Thomas J. Mueller, professor emeritus of aerospace and mechanical engineering

Thomas J. Mueller

Thomas J. Mueller, professor emeritus of aerospace and mechanical engineering at the University of Notre Dame and a leading authority on aerodynamics, died Sunday (Dec. 4). He was 88. 

A Chicago native, Mueller joined Notre Dame’s Department of Aerospace and Mechanical Engineering in 1965 after earning a bachelor’s degree in mechanical engineering from the Illinois Institute of Technology and a doctorate from the University of Illinois. He was named the Roth-Gibson Professor of Aerospace Engineering in 1989.

Mueller significantly enhanced Notre Dame’s reputation in aeronautical research. In the 1970s, after making contributions to the understanding of blood flow in artificial heart valves, he began investigating new problem areas in aerodynamics. He was particularly interested in the complex movement of air around different airfoils, and his work in this area brought him international recognition from researchers in fluid dynamics.  

“Professor Thomas J. Mueller was a world-renowned experimental aerodynamicist who considered flows over airfoils at both low and high Mach numbers and developed methods of flow visualization,” said Joseph Powers, professor of aerospace and mechanical engineering. 

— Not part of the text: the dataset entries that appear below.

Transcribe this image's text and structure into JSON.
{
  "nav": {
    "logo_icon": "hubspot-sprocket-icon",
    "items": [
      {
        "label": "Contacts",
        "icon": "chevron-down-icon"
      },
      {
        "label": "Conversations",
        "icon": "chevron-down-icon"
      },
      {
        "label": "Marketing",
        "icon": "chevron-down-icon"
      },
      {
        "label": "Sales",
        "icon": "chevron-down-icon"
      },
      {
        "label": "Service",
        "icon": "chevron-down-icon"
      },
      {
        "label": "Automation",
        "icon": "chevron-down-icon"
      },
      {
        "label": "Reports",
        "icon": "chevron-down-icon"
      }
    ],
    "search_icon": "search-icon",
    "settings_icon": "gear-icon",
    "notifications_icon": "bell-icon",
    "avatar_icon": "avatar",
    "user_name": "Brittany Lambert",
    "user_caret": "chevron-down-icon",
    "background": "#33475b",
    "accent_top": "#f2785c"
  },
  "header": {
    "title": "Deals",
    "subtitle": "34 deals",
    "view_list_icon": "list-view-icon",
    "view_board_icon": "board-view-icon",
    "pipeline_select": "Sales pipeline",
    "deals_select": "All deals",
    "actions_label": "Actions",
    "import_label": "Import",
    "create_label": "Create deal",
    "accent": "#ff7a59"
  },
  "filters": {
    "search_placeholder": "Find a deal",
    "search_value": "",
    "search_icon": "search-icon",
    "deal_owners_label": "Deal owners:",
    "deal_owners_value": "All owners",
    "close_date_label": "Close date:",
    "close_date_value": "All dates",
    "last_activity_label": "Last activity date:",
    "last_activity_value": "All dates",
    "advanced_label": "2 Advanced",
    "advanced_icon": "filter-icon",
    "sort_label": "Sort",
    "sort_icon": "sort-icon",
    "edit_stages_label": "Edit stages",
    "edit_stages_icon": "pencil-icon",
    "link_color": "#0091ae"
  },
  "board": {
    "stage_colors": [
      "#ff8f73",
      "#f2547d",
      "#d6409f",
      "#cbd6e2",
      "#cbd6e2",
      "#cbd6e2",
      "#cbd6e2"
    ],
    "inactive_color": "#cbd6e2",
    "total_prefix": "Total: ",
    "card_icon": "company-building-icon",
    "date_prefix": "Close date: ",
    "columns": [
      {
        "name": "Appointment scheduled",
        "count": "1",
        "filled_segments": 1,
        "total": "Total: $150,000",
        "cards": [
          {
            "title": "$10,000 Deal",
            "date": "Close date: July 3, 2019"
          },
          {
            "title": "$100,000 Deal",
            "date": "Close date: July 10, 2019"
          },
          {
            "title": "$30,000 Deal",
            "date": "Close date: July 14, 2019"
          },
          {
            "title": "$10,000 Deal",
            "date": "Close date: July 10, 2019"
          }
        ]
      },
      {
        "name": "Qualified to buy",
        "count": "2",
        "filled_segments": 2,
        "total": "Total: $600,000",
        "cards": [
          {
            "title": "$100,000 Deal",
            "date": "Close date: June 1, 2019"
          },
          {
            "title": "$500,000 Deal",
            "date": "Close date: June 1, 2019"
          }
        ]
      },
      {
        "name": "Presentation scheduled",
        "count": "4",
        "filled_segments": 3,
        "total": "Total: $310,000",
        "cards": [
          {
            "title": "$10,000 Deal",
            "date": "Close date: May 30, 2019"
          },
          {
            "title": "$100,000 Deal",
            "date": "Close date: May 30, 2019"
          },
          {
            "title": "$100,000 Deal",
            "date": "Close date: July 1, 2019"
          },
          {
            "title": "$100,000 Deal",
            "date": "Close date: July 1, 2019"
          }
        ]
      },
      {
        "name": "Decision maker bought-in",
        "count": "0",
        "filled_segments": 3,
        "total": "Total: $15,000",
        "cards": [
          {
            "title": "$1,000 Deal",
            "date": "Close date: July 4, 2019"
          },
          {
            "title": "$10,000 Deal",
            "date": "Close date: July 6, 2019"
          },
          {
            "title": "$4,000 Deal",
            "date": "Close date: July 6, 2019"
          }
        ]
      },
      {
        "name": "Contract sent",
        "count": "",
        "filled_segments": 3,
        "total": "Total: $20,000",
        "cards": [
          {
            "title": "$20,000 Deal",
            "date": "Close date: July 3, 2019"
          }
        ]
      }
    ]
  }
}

Mueller was a gifted teacher who taught at Notre Dame for 40 years. 

“I had the incredible fortune to have Tom as a professor and research adviser during my undergraduate days,” said David Go, the Viola D. Hank Professor and Chair of Aerospace and Mechanical Engineering at Notre Dame. “Not only was Tom a brilliant aerodynamicist, he was a kind and supportive mentor whose impact on our department continues to this day.” 

Young faculty also benefited from Mueller’s mentorship. 

“Tom was a great colleague and one of my mentors when I started my career at Notre Dame,” said Scott Morris, professor of aerospace and mechanical engineering and director of the Institute for Flow Physics and Control. “He was passionate about aerospace engineering and wanted the best education for our students.” 

Mueller also made pivotal contributions to his department’s graduate program. He served as director of engineering research and graduate studies from 1985 to 1989 and as department chair from 1988 to 1996. 

Mueller published several books and many articles in scholarly journals, ranging from the AIAA Journal of Spacecraft and Rockets and the ASME Journal of Biomechanical Engineering. He was a fellow of the American Society of Mechanical Engineers, the American Institute of Aeronautics and Astronautics and the Royal Aeronautical Society. 

He is survived by his two daughters, three sons and nine grandchildren.

— Karla Cruise, Notre Dame College of Engineering